▶ _Directions for this task_:
Look for the word "target" in the entries and copy each line where it appears.

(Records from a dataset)

--------

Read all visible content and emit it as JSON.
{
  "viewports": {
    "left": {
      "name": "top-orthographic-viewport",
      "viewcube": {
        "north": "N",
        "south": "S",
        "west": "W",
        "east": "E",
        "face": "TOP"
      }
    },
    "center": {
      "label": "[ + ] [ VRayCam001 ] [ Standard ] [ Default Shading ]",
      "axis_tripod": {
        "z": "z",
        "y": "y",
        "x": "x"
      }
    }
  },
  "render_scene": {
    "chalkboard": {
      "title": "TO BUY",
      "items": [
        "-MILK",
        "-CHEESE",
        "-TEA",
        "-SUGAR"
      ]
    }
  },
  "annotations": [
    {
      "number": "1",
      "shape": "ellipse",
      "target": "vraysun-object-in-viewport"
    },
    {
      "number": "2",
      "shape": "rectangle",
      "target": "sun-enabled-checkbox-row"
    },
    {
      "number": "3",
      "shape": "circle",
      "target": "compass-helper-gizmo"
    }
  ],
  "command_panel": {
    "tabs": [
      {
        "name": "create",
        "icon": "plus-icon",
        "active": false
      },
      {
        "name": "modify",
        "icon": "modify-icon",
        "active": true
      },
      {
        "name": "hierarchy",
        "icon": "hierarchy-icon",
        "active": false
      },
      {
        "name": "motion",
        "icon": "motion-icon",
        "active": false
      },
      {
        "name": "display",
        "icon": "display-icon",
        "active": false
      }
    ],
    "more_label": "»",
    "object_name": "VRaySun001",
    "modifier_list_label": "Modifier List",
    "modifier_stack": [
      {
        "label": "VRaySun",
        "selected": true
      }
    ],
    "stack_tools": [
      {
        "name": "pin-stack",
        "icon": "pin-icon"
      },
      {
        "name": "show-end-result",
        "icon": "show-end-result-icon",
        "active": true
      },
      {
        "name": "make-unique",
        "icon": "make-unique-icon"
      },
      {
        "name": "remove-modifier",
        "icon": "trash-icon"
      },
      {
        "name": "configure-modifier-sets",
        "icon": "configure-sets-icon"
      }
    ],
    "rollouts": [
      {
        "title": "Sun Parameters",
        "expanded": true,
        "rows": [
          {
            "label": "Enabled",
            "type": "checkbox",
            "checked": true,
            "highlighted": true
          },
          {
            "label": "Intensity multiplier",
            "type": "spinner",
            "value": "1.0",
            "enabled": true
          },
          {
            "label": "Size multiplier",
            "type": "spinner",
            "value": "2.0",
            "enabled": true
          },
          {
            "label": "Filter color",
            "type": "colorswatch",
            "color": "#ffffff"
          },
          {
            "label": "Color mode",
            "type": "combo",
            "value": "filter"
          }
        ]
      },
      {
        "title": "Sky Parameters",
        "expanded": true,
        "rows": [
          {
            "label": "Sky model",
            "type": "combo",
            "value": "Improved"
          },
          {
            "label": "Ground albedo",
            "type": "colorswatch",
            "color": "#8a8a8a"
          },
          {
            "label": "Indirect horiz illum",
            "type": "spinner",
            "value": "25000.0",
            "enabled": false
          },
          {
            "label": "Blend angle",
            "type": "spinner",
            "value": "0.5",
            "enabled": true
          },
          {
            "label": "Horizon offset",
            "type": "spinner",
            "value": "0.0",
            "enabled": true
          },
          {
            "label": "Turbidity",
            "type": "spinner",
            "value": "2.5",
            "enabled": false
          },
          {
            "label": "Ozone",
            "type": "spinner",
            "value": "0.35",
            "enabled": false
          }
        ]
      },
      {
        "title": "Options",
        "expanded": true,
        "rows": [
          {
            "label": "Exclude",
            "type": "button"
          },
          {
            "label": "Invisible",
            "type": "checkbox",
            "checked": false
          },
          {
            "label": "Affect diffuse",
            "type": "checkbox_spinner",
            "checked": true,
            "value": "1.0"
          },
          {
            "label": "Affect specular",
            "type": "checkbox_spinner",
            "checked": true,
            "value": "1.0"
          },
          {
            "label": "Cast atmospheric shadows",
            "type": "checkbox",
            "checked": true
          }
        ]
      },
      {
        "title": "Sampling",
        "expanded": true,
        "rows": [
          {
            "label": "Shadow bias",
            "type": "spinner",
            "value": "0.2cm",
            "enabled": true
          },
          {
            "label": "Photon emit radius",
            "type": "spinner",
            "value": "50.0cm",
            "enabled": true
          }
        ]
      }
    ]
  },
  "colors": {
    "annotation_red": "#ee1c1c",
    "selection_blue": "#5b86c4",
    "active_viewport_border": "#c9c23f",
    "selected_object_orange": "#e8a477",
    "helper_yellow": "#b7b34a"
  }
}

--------

▶ _Solution for this task_:
      "target": "vraysun-object-in-viewport"
      "target": "sun-enabled-checkbox-row"
      "target": "compass-helper-gizmo"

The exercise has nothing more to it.